Australia’s uncomfortable history with declining industry is written in the rubble of demolished coal generators and graffitied on the skeletons of dormant car factories – clean hydrogen promises a new trajectory.
October 2017 saw Holden production cease on our shores, tens of thousands of jobs impacted by auto factory closures – large-scale vehicle manufacturing in Australia ceasing indefinitely.
Now, scattered across the nation’s many industrial hubs both regional and metropolitan, sit giant factories without industry or workers to fill them.
The significantly sized Lionsgate Business Park in South Australia among them, the former home of Holden.
But, on the opposite side of the globe in a former Ford production plant in Bordeaux, France, that closed in 2019 – a new industry emerges.
Not just an industry itself, but a high-power hydrogen fuel cell plant supplying French and international market with stationary, heavy marine and rail mobility projects, with clean hydrogen fuel – enabling the growth of adjacent industries too.
The 7,000 square-metre plant’s foundation stone laid in February this year; will see a reinvigoration of skills and the renewal of a regional landmark, by installing cutting-edge technology.
Hundreds of construction jobs to complete the world’s first mass production high-power hydrogen fuel cell factory by the end of this year, and 100 ongoing jobs once operational in 2024.
More than 500 regional industrial jobs if plans for a gigafactory are approved.
HDF Energy is a global pioneer in hydrogen power, and the French company plans to replicate their Ford factory’s transition in overseas markets such as the Asia-Pacific region, to establish reliable energy supply chains in new regions.
“Our fuel cell technology costs less to construct, uses less hydrogen to produce more power, and will provide ongoing manufacturing jobs,” said HDF Energy General Manager of Australia, David Clement.
“The only things they emit are power and pure H2O – no CO2, no NOx, no emissions at all, from day one.”
HDF’s ambition is to tackle the hard-to-abate sectors and regions, to bring hydrogen power to the forefront as the future fuel.
A recently released report comparing the French company’s fuel cell technology against other traditional combustion power generation technologies; indicates that over the longevity of a power plant’s build and operations, the fuel cell has a substantially lower cost line trajectory using 100% hydrogen.

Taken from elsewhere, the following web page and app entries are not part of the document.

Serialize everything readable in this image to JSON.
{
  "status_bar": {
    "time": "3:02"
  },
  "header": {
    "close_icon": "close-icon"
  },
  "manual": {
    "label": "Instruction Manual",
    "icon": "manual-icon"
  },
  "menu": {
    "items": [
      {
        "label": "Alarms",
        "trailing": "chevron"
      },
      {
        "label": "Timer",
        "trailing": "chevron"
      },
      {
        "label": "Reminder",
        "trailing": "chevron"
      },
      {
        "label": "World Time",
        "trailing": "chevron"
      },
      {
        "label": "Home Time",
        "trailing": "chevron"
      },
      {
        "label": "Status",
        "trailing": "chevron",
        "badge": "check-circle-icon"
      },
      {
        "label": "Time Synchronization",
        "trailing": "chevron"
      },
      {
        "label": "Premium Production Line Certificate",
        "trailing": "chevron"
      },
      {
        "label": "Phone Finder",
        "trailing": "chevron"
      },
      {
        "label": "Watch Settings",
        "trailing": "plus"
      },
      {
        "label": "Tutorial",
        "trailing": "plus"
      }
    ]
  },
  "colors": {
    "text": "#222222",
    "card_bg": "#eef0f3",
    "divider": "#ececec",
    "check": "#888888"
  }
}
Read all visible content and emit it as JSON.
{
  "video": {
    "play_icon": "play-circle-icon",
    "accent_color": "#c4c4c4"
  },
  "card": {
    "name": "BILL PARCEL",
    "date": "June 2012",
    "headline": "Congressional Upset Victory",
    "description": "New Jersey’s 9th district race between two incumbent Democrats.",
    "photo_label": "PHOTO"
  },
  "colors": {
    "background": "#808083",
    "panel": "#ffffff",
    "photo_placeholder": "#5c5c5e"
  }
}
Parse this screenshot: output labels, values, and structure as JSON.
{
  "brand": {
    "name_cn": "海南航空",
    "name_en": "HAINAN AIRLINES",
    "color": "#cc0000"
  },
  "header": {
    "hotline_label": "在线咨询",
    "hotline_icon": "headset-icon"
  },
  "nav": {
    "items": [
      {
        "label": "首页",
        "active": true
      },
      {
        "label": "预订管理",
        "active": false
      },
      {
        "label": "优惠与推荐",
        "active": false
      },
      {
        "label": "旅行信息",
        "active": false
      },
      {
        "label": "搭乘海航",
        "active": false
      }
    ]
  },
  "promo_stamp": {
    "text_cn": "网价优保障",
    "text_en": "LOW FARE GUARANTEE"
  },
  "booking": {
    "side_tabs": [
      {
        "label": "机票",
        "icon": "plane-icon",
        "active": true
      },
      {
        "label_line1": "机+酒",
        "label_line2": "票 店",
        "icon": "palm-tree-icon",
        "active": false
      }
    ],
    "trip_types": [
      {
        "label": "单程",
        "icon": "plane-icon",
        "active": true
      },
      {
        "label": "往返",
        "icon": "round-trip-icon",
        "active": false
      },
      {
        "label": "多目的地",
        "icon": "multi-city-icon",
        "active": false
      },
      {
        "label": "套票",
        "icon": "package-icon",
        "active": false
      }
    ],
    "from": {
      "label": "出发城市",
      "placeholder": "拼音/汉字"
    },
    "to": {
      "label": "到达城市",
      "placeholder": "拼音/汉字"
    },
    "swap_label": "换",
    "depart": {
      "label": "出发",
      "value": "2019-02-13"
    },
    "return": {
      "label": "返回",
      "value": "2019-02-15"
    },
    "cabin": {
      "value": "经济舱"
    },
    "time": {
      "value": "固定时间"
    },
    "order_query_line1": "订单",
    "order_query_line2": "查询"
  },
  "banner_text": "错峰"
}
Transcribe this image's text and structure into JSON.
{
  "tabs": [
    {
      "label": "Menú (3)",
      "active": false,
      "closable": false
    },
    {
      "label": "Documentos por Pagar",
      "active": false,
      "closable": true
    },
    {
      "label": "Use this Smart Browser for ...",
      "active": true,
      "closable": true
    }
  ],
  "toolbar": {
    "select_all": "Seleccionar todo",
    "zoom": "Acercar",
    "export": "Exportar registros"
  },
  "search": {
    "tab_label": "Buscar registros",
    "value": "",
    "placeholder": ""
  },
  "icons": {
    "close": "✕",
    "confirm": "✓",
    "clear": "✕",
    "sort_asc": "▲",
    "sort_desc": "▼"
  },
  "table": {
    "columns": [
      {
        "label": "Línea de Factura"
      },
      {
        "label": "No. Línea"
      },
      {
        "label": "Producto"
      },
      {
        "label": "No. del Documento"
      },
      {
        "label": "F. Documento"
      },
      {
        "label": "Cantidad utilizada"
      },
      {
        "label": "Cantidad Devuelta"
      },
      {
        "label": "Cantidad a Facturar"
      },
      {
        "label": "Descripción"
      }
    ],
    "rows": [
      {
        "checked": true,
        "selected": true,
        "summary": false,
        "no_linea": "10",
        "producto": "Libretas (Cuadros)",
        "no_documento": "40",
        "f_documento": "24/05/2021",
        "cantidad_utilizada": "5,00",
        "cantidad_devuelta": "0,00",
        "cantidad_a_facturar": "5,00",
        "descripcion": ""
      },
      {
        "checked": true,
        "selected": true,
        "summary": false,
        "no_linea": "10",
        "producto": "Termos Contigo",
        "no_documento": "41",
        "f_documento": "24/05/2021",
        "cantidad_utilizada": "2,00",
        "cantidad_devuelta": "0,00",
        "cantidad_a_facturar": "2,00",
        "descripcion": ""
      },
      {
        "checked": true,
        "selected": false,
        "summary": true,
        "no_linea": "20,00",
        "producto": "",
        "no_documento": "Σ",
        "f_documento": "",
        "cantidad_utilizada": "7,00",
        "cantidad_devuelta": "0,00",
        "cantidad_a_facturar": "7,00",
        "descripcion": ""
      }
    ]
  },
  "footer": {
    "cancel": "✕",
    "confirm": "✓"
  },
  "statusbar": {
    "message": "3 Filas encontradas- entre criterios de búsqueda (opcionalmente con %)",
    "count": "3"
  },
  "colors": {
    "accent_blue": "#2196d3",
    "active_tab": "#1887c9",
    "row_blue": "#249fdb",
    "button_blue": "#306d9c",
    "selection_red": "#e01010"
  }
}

In Australia, HDF’s focus includes the mining resources sector and remote communities, where off-grid high renewable penetration is becoming a priority, based on the legislative goals by the Federal Government’s emission targets, global ESG focus and the expensive cost and access of fossil fuel.

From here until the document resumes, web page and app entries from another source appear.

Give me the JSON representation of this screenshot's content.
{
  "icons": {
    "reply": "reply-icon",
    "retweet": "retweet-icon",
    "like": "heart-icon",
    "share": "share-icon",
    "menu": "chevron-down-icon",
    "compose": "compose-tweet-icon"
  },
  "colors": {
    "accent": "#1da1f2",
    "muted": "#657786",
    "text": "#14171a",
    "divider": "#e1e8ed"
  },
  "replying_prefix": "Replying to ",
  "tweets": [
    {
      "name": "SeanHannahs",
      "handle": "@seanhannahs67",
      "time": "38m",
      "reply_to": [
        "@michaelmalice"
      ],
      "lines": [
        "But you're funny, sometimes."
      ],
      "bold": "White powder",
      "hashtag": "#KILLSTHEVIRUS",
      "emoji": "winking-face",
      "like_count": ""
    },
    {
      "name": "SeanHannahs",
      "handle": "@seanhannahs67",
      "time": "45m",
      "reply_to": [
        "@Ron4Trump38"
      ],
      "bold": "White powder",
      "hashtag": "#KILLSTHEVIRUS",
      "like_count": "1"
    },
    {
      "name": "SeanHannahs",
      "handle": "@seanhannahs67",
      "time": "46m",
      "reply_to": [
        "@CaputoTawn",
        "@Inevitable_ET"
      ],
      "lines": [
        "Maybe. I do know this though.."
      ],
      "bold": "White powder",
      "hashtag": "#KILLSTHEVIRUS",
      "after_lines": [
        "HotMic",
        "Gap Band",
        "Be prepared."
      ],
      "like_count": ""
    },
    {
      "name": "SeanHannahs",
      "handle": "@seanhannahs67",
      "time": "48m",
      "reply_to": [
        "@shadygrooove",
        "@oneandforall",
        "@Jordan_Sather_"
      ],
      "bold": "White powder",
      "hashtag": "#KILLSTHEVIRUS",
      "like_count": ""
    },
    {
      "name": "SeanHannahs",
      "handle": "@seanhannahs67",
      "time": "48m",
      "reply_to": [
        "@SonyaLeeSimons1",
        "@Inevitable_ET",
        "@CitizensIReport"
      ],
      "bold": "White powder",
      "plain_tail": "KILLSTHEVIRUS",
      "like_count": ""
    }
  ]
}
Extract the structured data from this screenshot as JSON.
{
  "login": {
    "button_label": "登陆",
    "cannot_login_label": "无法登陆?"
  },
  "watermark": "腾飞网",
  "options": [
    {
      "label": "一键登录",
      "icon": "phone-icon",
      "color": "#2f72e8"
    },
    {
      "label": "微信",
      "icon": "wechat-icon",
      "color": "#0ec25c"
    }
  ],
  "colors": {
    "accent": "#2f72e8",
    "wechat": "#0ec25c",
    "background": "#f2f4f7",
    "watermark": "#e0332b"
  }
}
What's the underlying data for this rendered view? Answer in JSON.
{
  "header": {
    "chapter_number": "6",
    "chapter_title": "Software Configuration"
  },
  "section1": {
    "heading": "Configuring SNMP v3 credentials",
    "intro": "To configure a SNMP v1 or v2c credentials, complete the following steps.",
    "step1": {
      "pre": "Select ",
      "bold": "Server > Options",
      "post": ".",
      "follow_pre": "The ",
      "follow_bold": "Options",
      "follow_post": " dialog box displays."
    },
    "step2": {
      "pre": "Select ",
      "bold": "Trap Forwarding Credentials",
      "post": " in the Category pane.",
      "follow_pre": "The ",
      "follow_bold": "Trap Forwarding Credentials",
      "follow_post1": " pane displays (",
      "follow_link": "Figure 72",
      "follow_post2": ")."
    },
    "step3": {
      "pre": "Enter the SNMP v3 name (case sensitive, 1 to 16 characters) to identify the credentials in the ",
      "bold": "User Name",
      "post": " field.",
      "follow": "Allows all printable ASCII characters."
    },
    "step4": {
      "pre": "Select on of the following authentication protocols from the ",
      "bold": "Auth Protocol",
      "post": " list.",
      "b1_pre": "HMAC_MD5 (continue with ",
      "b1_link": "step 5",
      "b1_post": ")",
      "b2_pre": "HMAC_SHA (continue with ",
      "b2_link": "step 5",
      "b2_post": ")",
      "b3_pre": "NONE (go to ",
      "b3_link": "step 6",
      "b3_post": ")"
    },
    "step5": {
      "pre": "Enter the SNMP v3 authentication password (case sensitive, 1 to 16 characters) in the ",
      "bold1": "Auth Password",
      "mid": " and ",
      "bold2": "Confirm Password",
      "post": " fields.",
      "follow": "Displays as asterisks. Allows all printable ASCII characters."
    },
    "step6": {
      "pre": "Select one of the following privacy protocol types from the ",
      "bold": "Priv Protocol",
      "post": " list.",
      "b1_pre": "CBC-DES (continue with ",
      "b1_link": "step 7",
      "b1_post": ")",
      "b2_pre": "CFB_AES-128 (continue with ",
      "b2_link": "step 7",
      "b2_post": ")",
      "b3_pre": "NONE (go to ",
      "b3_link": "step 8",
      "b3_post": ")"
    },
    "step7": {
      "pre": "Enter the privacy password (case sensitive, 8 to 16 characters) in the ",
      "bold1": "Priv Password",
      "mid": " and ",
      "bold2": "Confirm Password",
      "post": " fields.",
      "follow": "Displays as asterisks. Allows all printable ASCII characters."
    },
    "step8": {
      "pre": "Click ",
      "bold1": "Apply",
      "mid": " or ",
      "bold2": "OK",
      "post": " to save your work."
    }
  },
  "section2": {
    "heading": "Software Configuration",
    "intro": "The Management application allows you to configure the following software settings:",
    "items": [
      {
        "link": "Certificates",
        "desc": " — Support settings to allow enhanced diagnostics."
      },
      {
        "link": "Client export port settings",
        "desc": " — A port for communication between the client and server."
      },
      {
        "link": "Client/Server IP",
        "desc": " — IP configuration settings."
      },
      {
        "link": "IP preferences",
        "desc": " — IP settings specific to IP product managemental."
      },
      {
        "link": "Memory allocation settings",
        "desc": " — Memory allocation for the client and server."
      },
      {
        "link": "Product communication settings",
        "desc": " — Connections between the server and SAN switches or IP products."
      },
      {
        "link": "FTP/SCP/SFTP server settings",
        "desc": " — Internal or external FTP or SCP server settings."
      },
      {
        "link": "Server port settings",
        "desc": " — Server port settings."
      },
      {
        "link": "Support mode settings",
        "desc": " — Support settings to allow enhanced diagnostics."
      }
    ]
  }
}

Working closely with local councils, the hydrogen pioneer is seeking an easier path to reduce additional transmission infrastructure in built-up regional zones, where there are alternatives, such as “hub and stroke” hydrogen-powered generation plants.
In regions where longer and larger transmission lines hinder energy resources, HDF can finance and build a H2 generation plant strategically located, to boost power in the area.

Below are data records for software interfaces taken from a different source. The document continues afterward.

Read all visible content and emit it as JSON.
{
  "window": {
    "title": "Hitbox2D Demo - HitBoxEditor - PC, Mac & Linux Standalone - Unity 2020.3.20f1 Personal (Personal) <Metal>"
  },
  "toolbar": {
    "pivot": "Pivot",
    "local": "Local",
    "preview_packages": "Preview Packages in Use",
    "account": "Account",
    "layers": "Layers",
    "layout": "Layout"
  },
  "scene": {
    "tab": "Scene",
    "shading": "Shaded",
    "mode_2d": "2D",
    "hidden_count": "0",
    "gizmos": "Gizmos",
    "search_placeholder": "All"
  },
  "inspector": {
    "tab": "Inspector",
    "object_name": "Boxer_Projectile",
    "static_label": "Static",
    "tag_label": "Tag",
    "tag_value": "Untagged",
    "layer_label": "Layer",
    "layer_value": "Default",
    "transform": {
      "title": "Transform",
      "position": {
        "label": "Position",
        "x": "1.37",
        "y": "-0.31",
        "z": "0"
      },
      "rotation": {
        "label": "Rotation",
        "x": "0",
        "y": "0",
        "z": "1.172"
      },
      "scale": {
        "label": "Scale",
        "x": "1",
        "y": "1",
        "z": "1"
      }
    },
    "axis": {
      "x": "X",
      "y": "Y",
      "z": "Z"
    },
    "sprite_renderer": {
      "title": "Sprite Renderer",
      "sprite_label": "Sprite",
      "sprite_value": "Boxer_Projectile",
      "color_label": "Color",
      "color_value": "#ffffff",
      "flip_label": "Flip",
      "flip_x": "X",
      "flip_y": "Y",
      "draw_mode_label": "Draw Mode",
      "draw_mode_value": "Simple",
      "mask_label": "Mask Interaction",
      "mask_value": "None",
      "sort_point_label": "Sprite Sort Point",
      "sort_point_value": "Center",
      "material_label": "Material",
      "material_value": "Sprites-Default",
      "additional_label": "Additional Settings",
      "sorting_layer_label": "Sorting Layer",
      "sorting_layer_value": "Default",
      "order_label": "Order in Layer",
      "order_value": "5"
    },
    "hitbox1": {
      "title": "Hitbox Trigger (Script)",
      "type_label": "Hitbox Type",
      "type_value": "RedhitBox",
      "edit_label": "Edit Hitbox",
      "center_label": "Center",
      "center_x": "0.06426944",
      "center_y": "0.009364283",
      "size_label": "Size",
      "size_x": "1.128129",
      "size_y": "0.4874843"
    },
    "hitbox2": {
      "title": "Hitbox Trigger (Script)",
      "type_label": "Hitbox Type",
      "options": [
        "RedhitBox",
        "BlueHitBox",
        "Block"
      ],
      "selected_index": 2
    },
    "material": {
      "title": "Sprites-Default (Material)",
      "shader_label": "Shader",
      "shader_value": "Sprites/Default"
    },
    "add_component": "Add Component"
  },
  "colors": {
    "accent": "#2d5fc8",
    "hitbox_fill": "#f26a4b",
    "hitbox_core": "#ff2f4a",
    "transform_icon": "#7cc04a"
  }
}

These are clean ambitions and aspirations that Australia’s energy, construction and manufacturing industries can get behind.
Australia’s aging coal-fired power stations and fossil fuel gas plants will soon join our automotive industry in history, as we rapidly transition to meet the 82% renewable energy generation target by 2030.
The fossil fuel industry across the nation will shed thousands of jobs, regional facilities will close, and skilled Australian workers will have nowhere to turn.
The fossil fuel gas lobby knows this, customers threatened with the collapse of the grid, should their irrelevance become common knowledge.
But, as we’ve seen with the $2 billion investment in the Hydrogen Headstart program, and the impending National Hydrogen Strategy – there is a plan to kill unemployment, energy scarcity and emissions, with one electron.
Hydrogen is the ‘gas-led recovery’ we need, no carbon required.
General Manager, Zero Carbon Hydrogen Australia